→ Work task: Give the entries again exactly; drop the pictures.

→ Data extract:
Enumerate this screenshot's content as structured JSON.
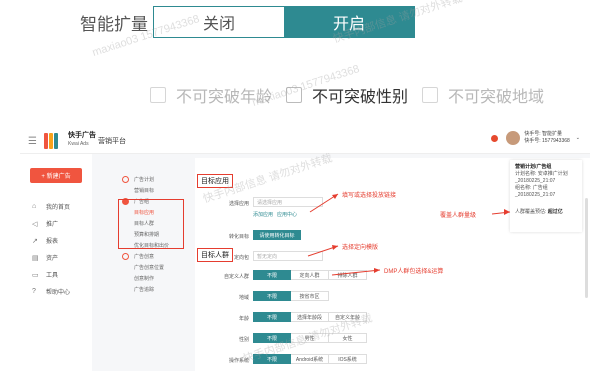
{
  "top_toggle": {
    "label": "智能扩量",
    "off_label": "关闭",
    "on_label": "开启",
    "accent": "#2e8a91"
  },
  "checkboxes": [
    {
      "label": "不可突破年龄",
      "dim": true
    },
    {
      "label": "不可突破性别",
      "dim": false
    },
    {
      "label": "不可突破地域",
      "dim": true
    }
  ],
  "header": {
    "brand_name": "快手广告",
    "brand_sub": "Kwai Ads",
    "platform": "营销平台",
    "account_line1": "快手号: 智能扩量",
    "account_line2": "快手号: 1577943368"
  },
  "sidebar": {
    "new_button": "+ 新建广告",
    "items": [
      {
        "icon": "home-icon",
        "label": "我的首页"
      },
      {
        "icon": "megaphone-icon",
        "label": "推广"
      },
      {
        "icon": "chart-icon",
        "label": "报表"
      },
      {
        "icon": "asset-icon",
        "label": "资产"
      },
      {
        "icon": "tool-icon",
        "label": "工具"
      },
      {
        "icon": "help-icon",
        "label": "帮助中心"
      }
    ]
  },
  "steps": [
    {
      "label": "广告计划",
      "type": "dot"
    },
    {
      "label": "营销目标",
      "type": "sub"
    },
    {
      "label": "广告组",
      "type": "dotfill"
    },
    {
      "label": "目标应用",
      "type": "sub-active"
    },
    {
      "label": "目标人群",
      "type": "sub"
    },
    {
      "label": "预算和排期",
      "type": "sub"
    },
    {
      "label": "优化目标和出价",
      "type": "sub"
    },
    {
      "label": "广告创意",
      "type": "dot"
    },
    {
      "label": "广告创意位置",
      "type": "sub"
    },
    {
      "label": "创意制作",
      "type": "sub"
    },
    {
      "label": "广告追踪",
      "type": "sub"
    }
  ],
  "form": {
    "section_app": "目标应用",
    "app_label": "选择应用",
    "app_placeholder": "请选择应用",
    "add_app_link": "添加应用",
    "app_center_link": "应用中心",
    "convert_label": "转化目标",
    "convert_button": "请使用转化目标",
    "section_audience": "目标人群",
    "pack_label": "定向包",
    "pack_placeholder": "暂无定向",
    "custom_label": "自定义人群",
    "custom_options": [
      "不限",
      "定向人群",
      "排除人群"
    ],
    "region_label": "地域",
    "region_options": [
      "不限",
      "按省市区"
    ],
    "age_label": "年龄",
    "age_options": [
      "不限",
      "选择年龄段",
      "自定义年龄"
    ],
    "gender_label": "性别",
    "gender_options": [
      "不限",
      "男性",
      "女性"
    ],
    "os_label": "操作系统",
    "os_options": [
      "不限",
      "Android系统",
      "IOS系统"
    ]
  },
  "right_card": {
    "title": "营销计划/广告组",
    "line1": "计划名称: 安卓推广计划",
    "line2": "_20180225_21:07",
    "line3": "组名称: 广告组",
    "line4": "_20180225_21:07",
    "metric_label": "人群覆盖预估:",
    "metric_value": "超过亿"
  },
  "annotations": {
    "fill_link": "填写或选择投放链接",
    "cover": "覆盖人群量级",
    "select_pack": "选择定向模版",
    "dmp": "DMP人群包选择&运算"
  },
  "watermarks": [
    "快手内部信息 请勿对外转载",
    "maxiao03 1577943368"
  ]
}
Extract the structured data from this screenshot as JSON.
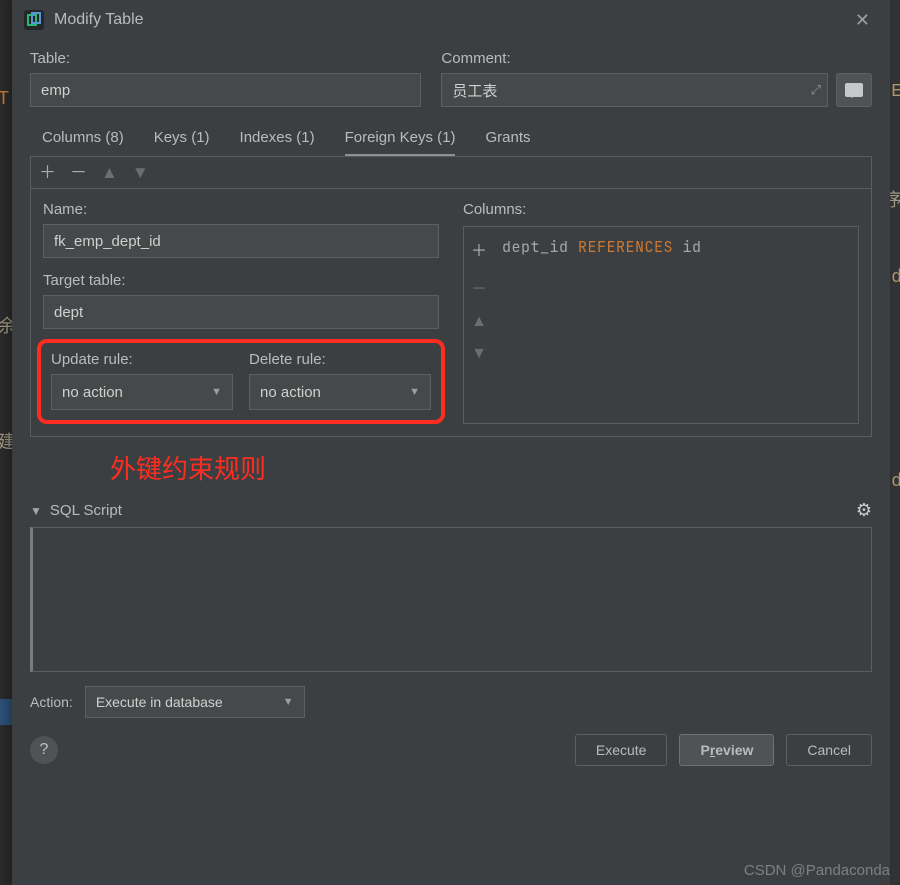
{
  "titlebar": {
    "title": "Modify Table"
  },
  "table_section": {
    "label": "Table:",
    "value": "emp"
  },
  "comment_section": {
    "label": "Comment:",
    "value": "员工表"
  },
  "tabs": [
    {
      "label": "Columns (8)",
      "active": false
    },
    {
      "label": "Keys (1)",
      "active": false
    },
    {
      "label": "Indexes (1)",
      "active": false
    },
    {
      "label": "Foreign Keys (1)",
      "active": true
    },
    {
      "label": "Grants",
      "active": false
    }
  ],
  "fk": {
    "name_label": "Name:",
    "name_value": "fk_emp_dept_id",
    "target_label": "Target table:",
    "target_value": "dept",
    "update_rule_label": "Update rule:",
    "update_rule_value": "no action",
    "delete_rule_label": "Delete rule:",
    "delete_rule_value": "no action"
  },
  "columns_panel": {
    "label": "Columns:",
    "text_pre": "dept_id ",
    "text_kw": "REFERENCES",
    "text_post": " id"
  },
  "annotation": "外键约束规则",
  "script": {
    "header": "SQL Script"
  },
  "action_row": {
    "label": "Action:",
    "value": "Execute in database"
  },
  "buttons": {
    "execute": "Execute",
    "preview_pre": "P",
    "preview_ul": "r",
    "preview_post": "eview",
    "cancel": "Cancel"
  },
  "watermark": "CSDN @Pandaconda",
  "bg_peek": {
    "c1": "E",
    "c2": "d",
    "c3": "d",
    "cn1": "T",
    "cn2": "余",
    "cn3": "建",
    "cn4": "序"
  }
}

→ Solution to the exercise:
Enumerate this screenshot's content as structured JSON.
{
  "top_toggle": {
    "label": "智能扩量",
    "off_label": "关闭",
    "on_label": "开启",
    "accent": "#2e8a91"
  },
  "checkboxes": [
    {
      "label": "不可突破年龄",
      "dim": true
    },
    {
      "label": "不可突破性别",
      "dim": false
    },
    {
      "label": "不可突破地域",
      "dim": true
    }
  ],
  "header": {
    "brand_name": "快手广告",
    "brand_sub": "Kwai Ads",
    "platform": "营销平台",
    "account_line1": "快手号: 智能扩量",
    "account_line2": "快手号: 1577943368"
  },
  "sidebar": {
    "new_button": "+ 新建广告",
    "items": [
      {
        "icon": "home-icon",
        "label": "我的首页"
      },
      {
        "icon": "megaphone-icon",
        "label": "推广"
      },
      {
        "icon": "chart-icon",
        "label": "报表"
      },
      {
        "icon": "asset-icon",
        "label": "资产"
      },
      {
        "icon": "tool-icon",
        "label": "工具"
      },
      {
        "icon": "help-icon",
        "label": "帮助中心"
      }
    ]
  },
  "steps": [
    {
      "label": "广告计划",
      "type": "dot"
    },
    {
      "label": "营销目标",
      "type": "sub"
    },
    {
      "label": "广告组",
      "type": "dotfill"
    },
    {
      "label": "目标应用",
      "type": "sub-active"
    },
    {
      "label": "目标人群",
      "type": "sub"
    },
    {
      "label": "预算和排期",
      "type": "sub"
    },
    {
      "label": "优化目标和出价",
      "type": "sub"
    },
    {
      "label": "广告创意",
      "type": "dot"
    },
    {
      "label": "广告创意位置",
      "type": "sub"
    },
    {
      "label": "创意制作",
      "type": "sub"
    },
    {
      "label": "广告追踪",
      "type": "sub"
    }
  ],
  "form": {
    "section_app": "目标应用",
    "app_label": "选择应用",
    "app_placeholder": "请选择应用",
    "add_app_link": "添加应用",
    "app_center_link": "应用中心",
    "convert_label": "转化目标",
    "convert_button": "请使用转化目标",
    "section_audience": "目标人群",
    "pack_label": "定向包",
    "pack_placeholder": "暂无定向",
    "custom_label": "自定义人群",
    "custom_options": [
      "不限",
      "定向人群",
      "排除人群"
    ],
    "region_label": "地域",
    "region_options": [
      "不限",
      "按省市区"
    ],
    "age_label": "年龄",
    "age_options": [
      "不限",
      "选择年龄段",
      "自定义年龄"
    ],
    "gender_label": "性别",
    "gender_options": [
      "不限",
      "男性",
      "女性"
    ],
    "os_label": "操作系统",
    "os_options": [
      "不限",
      "Android系统",
      "IOS系统"
    ]
  },
  "right_card": {
    "title": "营销计划/广告组",
    "line1": "计划名称: 安卓推广计划",
    "line2": "_20180225_21:07",
    "line3": "组名称: 广告组",
    "line4": "_20180225_21:07",
    "metric_label": "人群覆盖预估:",
    "metric_value": "超过亿"
  },
  "annotations": {
    "fill_link": "填写或选择投放链接",
    "cover": "覆盖人群量级",
    "select_pack": "选择定向模版",
    "dmp": "DMP人群包选择&运算"
  },
  "watermarks": [
    "快手内部信息 请勿对外转载",
    "maxiao03 1577943368"
  ]
}
Extract the structured data from this screenshot as JSON.
{
  "titlebar": {
    "title": "Modify Table"
  },
  "table_section": {
    "label": "Table:",
    "value": "emp"
  },
  "comment_section": {
    "label": "Comment:",
    "value": "员工表"
  },
  "tabs": [
    {
      "label": "Columns (8)",
      "active": false
    },
    {
      "label": "Keys (1)",
      "active": false
    },
    {
      "label": "Indexes (1)",
      "active": false
    },
    {
      "label": "Foreign Keys (1)",
      "active": true
    },
    {
      "label": "Grants",
      "active": false
    }
  ],
  "fk": {
    "name_label": "Name:",
    "name_value": "fk_emp_dept_id",
    "target_label": "Target table:",
    "target_value": "dept",
    "update_rule_label": "Update rule:",
    "update_rule_value": "no action",
    "delete_rule_label": "Delete rule:",
    "delete_rule_value": "no action"
  },
  "columns_panel": {
    "label": "Columns:",
    "text_pre": "dept_id ",
    "text_kw": "REFERENCES",
    "text_post": " id"
  },
  "annotation": "外键约束规则",
  "script": {
    "header": "SQL Script"
  },
  "action_row": {
    "label": "Action:",
    "value": "Execute in database"
  },
  "buttons": {
    "execute": "Execute",
    "preview_pre": "P",
    "preview_ul": "r",
    "preview_post": "eview",
    "cancel": "Cancel"
  },
  "watermark": "CSDN @Pandaconda",
  "bg_peek": {
    "c1": "E",
    "c2": "d",
    "c3": "d",
    "cn1": "T",
    "cn2": "余",
    "cn3": "建",
    "cn4": "序"
  }
}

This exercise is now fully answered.